One of the United Kingdom's largest airports suspended flights on Monday after high temperatures damaged a runway. Temperatures soared up to 37 degrees Celsius (about 99 degrees Fahrenheit) in some parts of the country.
London Luton Airport announced the situation via Twitter and updated its status when the airport resumed operations on Monday evening.
An "essential runway repair" was required "after high surface temperatures caused a small section to lift," the airport said on Twitter.
Full operations resumed just after 6 p.m. in London.
Luton Airport's announcement came hours after the Royal Air Force (RAF) paused all flights to and from Brize Norton, its biggest air base, in Oxfordshire after a report from Sky News suggested that the runway had "melted."
The UK Ministry of Defence tweeted a statement on flights at Brize Norton on Monday afternoon.
"During this period of extreme temperature flight safety remains the RAF's top priority, so aircraft are using alternative airfields in line with a long-established plan. This means there is no impact on RAF operations," the statement said.
Meanwhile, both Network Rail and Transport for London (TfL) have advised passengers against travel on Monday and Tuesday, unless for "essential journeys," because of the hot weather.
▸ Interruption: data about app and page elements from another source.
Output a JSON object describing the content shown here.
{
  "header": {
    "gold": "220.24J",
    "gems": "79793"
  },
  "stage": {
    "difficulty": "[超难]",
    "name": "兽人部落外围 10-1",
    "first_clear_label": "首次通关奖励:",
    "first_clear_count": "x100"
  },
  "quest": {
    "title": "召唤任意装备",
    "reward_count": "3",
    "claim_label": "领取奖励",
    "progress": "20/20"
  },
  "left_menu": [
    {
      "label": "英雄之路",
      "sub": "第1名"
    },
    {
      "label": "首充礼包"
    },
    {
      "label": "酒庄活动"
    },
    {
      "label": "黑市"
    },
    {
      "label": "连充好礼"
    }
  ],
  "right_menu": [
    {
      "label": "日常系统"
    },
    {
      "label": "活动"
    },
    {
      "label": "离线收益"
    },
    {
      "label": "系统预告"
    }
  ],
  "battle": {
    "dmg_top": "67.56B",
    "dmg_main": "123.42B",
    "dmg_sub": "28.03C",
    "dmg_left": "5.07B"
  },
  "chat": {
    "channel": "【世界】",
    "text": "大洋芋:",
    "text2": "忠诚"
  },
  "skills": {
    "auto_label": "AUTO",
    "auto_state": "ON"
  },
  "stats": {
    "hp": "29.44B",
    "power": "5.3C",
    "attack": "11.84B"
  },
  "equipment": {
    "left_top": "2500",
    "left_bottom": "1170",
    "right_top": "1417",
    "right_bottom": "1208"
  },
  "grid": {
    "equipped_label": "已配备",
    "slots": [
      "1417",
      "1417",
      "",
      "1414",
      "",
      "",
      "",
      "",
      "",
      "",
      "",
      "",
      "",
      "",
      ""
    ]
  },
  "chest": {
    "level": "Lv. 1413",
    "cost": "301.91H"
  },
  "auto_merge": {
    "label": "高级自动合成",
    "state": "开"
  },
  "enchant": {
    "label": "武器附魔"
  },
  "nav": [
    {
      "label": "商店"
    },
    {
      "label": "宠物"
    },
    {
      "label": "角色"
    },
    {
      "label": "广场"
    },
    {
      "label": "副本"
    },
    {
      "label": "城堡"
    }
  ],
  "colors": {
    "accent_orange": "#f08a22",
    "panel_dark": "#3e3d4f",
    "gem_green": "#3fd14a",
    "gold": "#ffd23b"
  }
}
Train speed restrictions have also been introduced to protect railway tracks.
On Friday, the UK's Met Office issued its first ever "red" warning for extreme heat for Monday and Tuesday, with temperatures predicted to reach 40 degrees Celsius (104 degrees Fahrenheit) in some parts of the country.
The Luton Airport shutdown is the latest incident in a turbulent summer for UK travel that's seen thousands of flights canceled, huge security queues and countless reports of delayed or lost baggage.
Last week, Heathrow Airport announced a 100,000 a day passenger cap until September 11 and asked airlines to stop selling tickets for travel this summer as it struggles to deal with high demand and staffing shortages.